A private mission to the International Space Station (ISS), organized by Axiom Space, is set to lift off from Florida on Sunday. The mission will make history as it carries the first two Saudi astronauts to the ISS. Rayyanah Barnawi, a breast cancer researcher, will be the first Saudi woman to travel to space, while Ali Al-Qarni, a fighter pilot, will also join the mission. The team will launch aboard a SpaceX Falcon 9 rocket from the Kennedy Space Center at Cape Canaveral in Florida. Peggy Whitson, a former NASA astronaut, and John Shoffner, a businessman from Tennessee, will also be part of the crew.
The team will spend around 10 days on board the ISS, where they are expected to carry out about 20 experiments. They will join seven other astronauts already on board the ISS: three Russians, three Americans, and Emirati astronaut Sultan al-Neyadi. The mission to the ISS is the second in partnership with NASA by Axiom Space, a private space company that offers rare voyages for sums that run into the millions of dollars.
Axiom Space’s missions to the ISS are part of an ambitious goal to construct its own space station, with the first module expected to launch in 2025. NASA plans to retire the ISS around 2030 and instead send astronauts to private stations that will also host their own clients.

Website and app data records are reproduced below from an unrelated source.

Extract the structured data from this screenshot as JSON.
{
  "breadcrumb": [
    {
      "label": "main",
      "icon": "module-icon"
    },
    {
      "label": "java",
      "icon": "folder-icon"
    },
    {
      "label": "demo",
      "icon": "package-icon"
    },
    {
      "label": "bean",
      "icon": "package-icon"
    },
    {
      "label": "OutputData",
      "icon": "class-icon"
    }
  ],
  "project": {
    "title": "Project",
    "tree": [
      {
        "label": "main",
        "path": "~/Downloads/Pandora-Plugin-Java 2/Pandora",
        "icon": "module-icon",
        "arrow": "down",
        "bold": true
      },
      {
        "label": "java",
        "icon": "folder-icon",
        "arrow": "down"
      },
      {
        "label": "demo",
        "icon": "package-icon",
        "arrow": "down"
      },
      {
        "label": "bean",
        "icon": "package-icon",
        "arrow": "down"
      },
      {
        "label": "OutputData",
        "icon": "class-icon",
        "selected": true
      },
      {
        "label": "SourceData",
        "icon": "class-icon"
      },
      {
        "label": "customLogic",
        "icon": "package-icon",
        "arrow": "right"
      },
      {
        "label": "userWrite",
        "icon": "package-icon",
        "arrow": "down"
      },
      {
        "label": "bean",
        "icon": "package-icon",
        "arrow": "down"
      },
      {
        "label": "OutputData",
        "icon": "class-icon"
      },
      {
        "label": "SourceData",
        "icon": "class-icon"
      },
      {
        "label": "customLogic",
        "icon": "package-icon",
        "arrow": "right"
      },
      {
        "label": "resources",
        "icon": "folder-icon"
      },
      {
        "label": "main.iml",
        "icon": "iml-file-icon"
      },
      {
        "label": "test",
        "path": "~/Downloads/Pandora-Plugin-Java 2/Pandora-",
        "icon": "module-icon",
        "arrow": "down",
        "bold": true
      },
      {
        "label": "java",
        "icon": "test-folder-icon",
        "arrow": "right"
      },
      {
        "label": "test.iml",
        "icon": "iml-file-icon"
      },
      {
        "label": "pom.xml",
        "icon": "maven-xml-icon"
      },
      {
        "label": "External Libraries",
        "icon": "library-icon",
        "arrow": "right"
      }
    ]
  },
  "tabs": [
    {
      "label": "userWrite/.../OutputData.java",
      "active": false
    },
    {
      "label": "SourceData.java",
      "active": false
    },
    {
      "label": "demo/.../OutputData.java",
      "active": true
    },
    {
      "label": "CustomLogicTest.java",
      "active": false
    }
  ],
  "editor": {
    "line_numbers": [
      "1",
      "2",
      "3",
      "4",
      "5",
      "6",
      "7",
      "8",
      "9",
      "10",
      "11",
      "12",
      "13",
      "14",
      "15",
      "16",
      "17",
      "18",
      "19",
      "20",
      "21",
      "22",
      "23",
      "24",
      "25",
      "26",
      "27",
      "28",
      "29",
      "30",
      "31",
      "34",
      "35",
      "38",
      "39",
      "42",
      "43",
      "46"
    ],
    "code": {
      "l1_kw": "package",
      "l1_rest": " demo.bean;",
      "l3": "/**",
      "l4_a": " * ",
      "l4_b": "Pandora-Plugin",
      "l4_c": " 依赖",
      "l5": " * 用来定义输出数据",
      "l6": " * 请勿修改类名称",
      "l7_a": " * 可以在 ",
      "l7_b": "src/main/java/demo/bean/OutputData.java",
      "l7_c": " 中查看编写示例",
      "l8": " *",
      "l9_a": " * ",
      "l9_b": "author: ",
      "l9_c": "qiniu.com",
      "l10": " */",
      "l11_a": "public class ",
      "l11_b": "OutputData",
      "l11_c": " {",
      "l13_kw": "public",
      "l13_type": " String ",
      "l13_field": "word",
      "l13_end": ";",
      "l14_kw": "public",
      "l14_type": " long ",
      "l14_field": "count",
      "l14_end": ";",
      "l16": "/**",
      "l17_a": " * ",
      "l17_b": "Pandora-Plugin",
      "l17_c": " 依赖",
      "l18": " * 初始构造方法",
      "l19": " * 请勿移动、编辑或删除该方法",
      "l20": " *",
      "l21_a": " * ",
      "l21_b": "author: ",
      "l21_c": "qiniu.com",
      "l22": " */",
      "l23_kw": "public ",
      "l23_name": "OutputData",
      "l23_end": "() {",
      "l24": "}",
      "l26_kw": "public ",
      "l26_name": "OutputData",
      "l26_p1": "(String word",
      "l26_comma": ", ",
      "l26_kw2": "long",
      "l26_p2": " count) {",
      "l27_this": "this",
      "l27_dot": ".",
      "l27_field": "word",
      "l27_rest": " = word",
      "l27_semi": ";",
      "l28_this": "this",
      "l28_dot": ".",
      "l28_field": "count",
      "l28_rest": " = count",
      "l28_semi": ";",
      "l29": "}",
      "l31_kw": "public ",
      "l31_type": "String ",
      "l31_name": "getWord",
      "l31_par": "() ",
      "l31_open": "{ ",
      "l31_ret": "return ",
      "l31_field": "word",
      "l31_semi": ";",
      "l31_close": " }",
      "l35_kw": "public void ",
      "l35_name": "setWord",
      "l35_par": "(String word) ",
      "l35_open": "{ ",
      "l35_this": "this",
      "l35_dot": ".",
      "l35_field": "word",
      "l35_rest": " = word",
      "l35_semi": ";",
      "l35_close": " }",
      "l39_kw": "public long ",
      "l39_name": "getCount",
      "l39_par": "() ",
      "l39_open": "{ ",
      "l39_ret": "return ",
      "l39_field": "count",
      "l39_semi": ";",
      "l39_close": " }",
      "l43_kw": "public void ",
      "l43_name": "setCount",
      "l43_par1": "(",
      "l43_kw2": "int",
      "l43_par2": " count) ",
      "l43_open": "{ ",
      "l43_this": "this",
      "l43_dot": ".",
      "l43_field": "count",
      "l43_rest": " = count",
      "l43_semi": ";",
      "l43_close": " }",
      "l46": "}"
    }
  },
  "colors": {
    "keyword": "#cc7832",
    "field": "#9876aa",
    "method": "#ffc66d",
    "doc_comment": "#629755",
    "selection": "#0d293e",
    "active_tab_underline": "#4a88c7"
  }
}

This move has encouraged the development of programs by several companies.
The mission is not Saudi Arabia’s first foray into space. In 1985, Prince Sultan bin Salman bin Abdulaziz, an air force pilot, took part in a US-organized space voyage. The space mission involving a Saudi woman marks the latest move by the oil-rich Gulf kingdom to revamp its ultraconservative image. The kingdom established the Saudi Space Commission in 2018 and launched a program last year to send astronauts into space.
The four-member team is set to carry out experiments on the behavior of stem cells in zero gravity, among other things. Axiom Space carried out its first private astronaut mission to the ISS in April 2022, sending three businessmen and former astronaut Michael Lopez-Alegria to spend 17 days in orbit as part of Ax-1.
For Axiom Space, these missions are a first step toward an ambitious goal: the construction of its own space station, with the first module expected to launch in 2025. The station would at first be attached to the ISS before separating and orbiting independently.